Continued from Dawn: The Charioteer (II)
The girl clambered in through the window carrying a bunch of pristine white daisies and scarlet poppies. With her brightly colored kurta over the I-Live-In-‘Em pair of jeans and an untroubled face, she looked like a little kid. Her waist length hair was still dripping from her shower and there was a smile which eddied permanently in her deeply etched dimples. The expression in her large smoke grey eyes was somber though. The seriousness in her eyes only heightened the underlying humor in her face. It was very obvious that she was a woman who was so accustomed to laughter that even a crisis couldn’t estrange her from it. It covered her in a cloak of radiance, like her personal sunshine.

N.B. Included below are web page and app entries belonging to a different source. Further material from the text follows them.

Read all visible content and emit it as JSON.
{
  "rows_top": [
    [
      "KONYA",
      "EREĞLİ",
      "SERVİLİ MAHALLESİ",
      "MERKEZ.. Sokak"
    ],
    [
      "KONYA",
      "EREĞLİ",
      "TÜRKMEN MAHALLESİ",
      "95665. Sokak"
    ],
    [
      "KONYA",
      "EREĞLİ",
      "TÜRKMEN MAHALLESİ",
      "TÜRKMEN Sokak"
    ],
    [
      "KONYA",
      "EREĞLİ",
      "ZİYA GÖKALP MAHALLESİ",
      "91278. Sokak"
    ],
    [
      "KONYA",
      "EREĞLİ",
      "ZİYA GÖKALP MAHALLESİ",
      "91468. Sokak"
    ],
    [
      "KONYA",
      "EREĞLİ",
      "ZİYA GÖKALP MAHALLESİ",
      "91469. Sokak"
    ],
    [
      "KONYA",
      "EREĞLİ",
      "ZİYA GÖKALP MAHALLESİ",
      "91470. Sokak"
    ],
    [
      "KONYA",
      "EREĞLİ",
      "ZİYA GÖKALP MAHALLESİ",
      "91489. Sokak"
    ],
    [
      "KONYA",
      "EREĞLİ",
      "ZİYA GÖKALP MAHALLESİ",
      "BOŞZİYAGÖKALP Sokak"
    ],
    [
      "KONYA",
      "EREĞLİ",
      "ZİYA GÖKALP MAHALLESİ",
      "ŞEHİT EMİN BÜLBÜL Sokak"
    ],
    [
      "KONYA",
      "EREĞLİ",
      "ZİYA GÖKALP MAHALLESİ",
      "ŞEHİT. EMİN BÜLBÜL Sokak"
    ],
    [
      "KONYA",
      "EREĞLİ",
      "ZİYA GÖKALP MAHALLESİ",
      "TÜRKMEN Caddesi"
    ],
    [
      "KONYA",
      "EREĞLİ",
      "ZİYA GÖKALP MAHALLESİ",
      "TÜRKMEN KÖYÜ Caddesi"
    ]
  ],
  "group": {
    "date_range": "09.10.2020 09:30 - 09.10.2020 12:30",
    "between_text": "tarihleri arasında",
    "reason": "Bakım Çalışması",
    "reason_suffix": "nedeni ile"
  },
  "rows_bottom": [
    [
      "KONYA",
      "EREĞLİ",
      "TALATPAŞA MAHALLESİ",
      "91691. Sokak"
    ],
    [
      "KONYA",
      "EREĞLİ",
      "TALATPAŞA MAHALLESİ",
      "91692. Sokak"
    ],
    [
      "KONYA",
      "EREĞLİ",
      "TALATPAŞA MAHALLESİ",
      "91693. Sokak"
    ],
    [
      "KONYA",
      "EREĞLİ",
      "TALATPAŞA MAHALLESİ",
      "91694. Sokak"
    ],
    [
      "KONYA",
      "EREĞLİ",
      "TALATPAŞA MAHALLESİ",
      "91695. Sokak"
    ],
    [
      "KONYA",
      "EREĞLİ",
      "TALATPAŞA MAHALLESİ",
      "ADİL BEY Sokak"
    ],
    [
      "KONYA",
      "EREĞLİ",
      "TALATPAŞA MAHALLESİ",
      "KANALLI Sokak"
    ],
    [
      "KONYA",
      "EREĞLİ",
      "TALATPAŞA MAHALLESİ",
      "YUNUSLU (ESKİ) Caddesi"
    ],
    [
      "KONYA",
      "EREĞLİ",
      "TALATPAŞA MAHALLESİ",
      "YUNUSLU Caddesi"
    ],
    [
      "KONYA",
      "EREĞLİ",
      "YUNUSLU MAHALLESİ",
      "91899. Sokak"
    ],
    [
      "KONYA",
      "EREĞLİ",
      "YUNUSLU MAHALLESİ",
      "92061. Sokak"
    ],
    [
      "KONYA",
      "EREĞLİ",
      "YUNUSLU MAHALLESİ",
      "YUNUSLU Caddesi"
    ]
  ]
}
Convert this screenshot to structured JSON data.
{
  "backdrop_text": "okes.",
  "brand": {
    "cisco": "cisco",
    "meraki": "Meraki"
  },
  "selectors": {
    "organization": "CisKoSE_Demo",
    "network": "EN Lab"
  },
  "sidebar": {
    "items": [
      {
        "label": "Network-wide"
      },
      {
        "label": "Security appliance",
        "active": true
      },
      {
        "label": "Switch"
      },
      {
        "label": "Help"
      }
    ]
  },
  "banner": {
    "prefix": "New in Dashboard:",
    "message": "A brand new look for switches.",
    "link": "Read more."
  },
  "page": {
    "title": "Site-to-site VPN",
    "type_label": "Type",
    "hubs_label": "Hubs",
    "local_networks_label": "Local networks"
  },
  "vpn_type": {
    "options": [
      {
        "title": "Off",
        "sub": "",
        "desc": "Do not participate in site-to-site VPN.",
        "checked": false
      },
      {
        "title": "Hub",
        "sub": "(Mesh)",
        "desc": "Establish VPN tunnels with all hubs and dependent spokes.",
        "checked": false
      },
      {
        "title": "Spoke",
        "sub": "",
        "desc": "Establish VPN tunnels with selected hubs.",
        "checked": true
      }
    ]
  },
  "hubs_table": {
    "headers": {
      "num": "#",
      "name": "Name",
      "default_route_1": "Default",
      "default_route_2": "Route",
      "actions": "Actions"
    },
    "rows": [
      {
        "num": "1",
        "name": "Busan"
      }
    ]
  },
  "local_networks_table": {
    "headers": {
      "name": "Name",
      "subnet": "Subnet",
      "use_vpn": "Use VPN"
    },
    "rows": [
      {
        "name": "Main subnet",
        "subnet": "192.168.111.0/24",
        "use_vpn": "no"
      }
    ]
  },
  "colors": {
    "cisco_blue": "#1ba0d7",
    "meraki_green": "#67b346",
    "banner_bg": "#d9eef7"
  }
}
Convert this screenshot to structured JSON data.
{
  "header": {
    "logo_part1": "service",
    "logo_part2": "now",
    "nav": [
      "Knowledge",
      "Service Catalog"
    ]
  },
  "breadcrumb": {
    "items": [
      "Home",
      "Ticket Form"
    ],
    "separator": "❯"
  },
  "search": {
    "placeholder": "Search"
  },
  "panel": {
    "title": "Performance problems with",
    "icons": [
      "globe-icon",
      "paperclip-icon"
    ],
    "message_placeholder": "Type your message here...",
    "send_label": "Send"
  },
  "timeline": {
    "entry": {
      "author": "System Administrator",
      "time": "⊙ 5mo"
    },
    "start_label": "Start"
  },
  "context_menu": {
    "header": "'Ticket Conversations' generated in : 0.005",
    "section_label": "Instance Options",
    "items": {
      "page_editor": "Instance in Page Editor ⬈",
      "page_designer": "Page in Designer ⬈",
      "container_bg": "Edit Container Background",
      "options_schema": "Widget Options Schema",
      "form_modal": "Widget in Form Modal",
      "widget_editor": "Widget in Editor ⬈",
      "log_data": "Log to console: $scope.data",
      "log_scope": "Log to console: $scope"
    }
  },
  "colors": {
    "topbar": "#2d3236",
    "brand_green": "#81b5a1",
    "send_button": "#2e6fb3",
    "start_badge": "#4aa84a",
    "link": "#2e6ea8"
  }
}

The morning after the disturbing night, when she had vaulted over my window, had dawned fresh and quiet. She woke early to see the sun breaking over the horizon in a glorious burst of color and light. She explored every nook and cranny in me. Timidly, she peaked into the garden and found it deserted. She exclaimed in delight at the food she found in the refrigerator. She must have been starving because she broke loose on the food instantly. Only when her hunger was sated, did she finish the rest of her tour.
By afternoon she had not only examined me thoroughly, but also settled down and made herself home. I was surprised to see her ignore the two spacious bedrooms on the ground floor. She selected the much smaller bedroom upstairs for herself; the one which had witnessed Chetan’s outburst. It really shouldn’t have surprised me I suppose.
After she had settled herself in, she went foraging downstairs again. She examined the two bedrooms. Most of Chetan’s personal stuff had been delivered two days ago. I saw her riffling through his books, examining some of his picture frames and reading a file containing his certificates and degrees. By late evening when she finished, she had a pretty accurate mental sketch of Chetan. Then, she found the diary.
I have no idea what kind of monsters were imprisoned within the pages of the diary. But I knew they were there, for her face proclaimed their presence. Did I tell you, she had a very open face? Her lips, eyes and chin were intensely eloquent. It was like watching a silent movie. There weren’t too many pages in the diary; she finished reading them in half an hour. She fixed herself something to eat and gobbled it down distractedly. Back in ‘her’ room, she re-read the diary, more slowly this time. When she finished, she sat on a chair by the window. I was truly taken aback when she suddenly stood up close to the window. She gripped the frame as Chetan had, rested her head on the glass pane as he had. The jerky movement of her shoulders was almost expected… and inevitable.
The next few days promised be interesting. You cannot criticize my style of expression. Sometimes, an understatement serves better to convey drama than powerful words.
She went to sleep with the diary under her pillow, crying herself to sleep. Once the initial storm had blown over, her tears acquired the character of a release. They lost their colors of sorrow as if their flowing had healed wounds within her. I felt her later tears were to nourish a hope that had sprouted within her in the past few hours. What an amazing being man is! What an intense will to life, what a fiercely resilient spirit! To see a human being heal himself and stand straight again; his eyes regain their lost luster, to see a resolute cast to his face is to see a miracle unfolding right before your eyes. When you see him look ahead, hope lighting his eyes, ready to walk his path again, you being to understand why God loves him the best of all His creatures. The capacity to heal and begin again is truly the best gift God could have given him.
I watched her now, bemused, as she stood in the kitchen arranging flowers in a few crystal vases she had found. The manner in which she had moved through me in the past two days spoke volumes about her background. She was not intimidated by the luxury she saw. She took it as matter of course, proclaiming her familiarity with it. Her short, slender frame did not look dwarfed in the imposing rooms. The rooms merely became a setting to show her off best; like a diamond set faultlessly in precious metal.
Chetan was due to return today. I was not very sure when he would come. I seemed to remember him mention mid-morning. I wished there was some way I could have warned her of his impending arrival. In the two days, I really had become rather fond of her. She was such a happy presence to have around. I remembered the last time I had seen Chetan and his outburst. Fervently I wished he would keep his cool and let this golden blob of sunshine explain her presence in his house before chewing her to bits and spitting her out. Mind you, I am not unreasonable. Looking at the situation objectively, I am sure her presence would seem like breaking and entering. I pushed the phrase away from me in fastidious distaste.
I wasn’t really worried; just had a touch of anxiety.
To be continued… Dawn: The Charioteer (IV)